Task brief -
Find every line in the data that contains the word "COIs". Return each of those lines.

Material for this exercise -
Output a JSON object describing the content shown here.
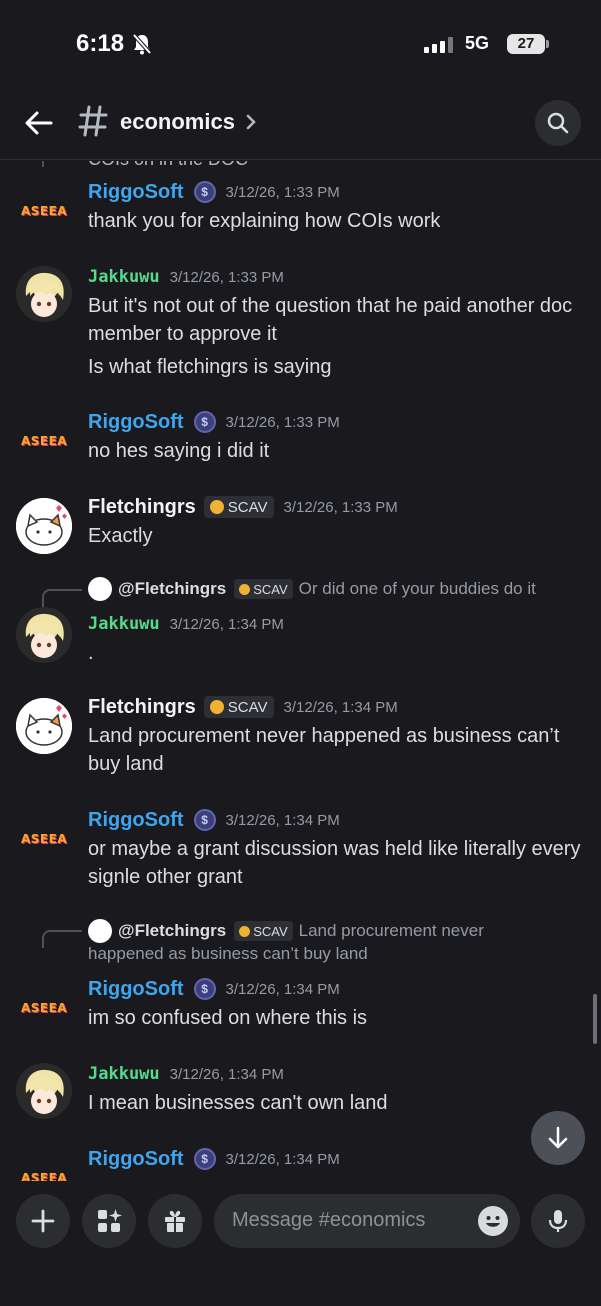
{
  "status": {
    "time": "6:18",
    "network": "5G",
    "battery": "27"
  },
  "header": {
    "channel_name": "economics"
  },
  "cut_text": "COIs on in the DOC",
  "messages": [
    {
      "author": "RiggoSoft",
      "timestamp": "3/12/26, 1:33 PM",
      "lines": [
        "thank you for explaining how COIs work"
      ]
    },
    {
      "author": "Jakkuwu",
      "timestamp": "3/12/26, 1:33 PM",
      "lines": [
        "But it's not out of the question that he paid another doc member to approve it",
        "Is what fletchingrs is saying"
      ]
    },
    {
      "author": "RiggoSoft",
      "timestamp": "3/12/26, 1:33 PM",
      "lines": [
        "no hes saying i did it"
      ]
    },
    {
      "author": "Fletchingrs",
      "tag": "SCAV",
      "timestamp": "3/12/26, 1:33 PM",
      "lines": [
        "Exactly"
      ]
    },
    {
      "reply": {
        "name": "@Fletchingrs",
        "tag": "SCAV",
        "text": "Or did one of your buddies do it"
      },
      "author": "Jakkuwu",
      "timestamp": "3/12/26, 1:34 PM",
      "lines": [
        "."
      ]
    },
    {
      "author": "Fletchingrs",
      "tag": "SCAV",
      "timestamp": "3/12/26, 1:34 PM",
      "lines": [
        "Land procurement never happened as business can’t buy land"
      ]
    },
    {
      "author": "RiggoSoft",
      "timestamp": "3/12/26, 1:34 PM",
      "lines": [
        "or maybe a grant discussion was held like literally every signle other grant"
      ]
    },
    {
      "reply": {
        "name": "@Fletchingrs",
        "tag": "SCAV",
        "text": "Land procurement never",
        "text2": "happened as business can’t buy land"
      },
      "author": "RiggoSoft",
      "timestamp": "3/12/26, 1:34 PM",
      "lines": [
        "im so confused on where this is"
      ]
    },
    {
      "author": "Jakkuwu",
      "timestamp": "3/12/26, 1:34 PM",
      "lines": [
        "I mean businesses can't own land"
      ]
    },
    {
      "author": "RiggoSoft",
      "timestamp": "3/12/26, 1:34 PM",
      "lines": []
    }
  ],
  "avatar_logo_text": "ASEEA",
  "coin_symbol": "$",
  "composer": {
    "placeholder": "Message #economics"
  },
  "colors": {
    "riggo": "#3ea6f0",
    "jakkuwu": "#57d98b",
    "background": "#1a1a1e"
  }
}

Response area -
  "cut_text": "COIs on in the DOC",
        "thank you for explaining how COIs work"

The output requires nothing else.